It was a beautiful Labor Day weekend in famous Ferguson. The temperature dropped and I took the opportunity to retire to the front porch after dinner. The katydids, crickets and tree frogs were in fine form, serenading me with the background murmurs of the cars running up and down Elizabeth Avenue. The air had a hint of autumn, a foreshadowing of seasons to come. The trees in our neighborhood had long abandoned their frivolous bright green hues of spring and donned more somber shades of deep green with hints of brown. The maids of May Day had become dowagers in just a few short months.

Earlier that day, I sat on the same porch, finished reading a book and laid it on the table in front of me. It was Steinbeck’s Travels with Charley. When I decided to change the focus and name of this blog to “Poppy Walks the Dog”, I thought the least I could do was review some real writers who had a focus on dogs.

James Thurber was the first to come to mind, His “Snapshot of a Dog” remains one of my favorites. If you are not familiar with Thurber, check out his writings and cartoons.

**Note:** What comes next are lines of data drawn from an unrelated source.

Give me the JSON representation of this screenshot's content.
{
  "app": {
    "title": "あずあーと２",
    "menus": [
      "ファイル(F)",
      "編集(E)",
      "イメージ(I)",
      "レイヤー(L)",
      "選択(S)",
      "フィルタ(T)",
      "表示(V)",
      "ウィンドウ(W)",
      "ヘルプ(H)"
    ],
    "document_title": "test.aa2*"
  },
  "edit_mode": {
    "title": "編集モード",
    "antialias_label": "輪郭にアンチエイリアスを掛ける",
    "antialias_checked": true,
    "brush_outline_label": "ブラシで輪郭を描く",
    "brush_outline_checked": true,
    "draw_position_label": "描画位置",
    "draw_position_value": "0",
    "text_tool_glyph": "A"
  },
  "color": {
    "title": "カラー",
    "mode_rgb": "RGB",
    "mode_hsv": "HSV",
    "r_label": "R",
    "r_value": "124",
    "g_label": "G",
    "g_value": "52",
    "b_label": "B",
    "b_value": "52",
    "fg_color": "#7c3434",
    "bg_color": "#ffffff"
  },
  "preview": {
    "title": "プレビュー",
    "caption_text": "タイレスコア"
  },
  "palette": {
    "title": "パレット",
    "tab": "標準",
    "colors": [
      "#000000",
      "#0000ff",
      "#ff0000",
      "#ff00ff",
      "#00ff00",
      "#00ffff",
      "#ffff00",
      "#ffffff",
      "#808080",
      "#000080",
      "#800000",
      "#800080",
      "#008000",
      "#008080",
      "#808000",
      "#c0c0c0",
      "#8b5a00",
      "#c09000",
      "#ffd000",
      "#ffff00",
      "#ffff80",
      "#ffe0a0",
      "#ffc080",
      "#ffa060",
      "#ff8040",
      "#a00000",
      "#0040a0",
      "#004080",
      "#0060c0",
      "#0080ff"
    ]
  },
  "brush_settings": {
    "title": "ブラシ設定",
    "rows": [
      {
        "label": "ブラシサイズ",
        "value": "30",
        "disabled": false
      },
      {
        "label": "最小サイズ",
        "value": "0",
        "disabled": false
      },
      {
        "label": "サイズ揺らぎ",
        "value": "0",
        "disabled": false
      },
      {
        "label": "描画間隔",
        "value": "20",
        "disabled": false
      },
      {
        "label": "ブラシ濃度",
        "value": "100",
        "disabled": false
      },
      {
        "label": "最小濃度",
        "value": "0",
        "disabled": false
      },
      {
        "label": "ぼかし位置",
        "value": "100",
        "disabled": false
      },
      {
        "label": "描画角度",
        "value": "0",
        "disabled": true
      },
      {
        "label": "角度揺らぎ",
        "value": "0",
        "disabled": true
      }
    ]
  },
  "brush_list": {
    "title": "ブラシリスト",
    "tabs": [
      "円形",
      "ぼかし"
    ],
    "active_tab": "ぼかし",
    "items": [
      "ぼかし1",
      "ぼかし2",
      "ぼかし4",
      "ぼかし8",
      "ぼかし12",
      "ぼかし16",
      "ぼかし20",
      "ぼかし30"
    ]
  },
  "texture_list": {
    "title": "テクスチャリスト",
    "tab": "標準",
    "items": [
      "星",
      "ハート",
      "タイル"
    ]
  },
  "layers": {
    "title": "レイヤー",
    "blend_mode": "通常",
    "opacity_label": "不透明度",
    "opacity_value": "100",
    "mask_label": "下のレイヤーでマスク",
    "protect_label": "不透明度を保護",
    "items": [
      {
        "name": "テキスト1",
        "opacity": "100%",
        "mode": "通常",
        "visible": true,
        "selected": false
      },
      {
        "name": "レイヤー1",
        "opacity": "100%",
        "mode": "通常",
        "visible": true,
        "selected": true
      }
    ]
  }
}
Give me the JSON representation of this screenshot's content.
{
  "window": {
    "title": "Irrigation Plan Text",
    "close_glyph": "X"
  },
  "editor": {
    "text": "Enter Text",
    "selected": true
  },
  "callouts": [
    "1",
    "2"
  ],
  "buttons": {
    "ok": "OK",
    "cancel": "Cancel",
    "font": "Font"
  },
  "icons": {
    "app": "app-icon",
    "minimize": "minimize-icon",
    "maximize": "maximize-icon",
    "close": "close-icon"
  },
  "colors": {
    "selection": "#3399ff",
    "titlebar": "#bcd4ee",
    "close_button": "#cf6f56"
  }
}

Steinbeck was next on the list. It has probably been 25 years since I first read, Travels with Charley. It recounts Steinbeck’s 1960 lap around America, with his dog, Charley. The motivation was in Steinbeck’s words, “To find our what Americans are like today.” Like many of Steinbeck’s writings, it is both melancholy and hopeful. His journey was around the edges of the United States and encompassed nearly 10,000 miles.

What are Americans like today?

As one little guy sitting in the heartland, with my own perspectives and prejudices, I’m not qualified to answer that. We are certainly more diverse than we were in 1960. Our technology has certainly changed. We are blessed/cursed to have the internet and social media. We have the ability to be petty much more efficiently than in 1960.

Are we more divided? The media keeps telling us how we are such a divided nation. We are certainly just as political. Part of Steinbeck’s journey took him back to his hometown of Monterey, California, where he had time to spend with his sisters. This was against the backdrop of the upcoming presidential election, pitting Kennedy against Nixon.

Civil war is supposed to be the bitterest of wars, and surely family politics are the most vehement and venomous. I can discuss politics coldly and analytically with strangers. That was nor possible with my sisters. We ended each session panting and spent with rage. On no point was there any compromise. No quarter was asked or given.

Each evening we promised, “Let’s just be friendly and loving. No politics tonight.” And ten minutes later we would be screaming at each other. “John Kennedy was a so and so …”

“Well, if that’s your attitude, how can you reconcile Dick Nixon?”

“You talk like a Communist.”

“Well you sound suspiciously like Genghis Khan.”

It was awful. A stranger hearing us would have called the police to prevent bloodshed. And I don’t think we were the only ones. I believe this was going on all over the country.”

What are Americans like today? Are we better or worse than in 1960?

I believe the answer is a resounding, yes! We are better and worse than in 1960. Part of Steinbeck’s lap of America took him through the deep south at the beginnings of the civil rights movement. Many of those affairs make the recent Charlottesville events look like a Sunday School picnic. We have made a lot of progress since then. We are not perfect, but we are certainly moving in the right direction.

As a race, we humans are fundamentally flawed. We will never be perfect, hate will always be a force to be reckoned with. It won’t matter who we elect or what laws we pass, utopia will never be achieved.

But for tonight,  I’m just a guy sitting on his front porch on a Labor Day weekend with his dog and I’m okay with that.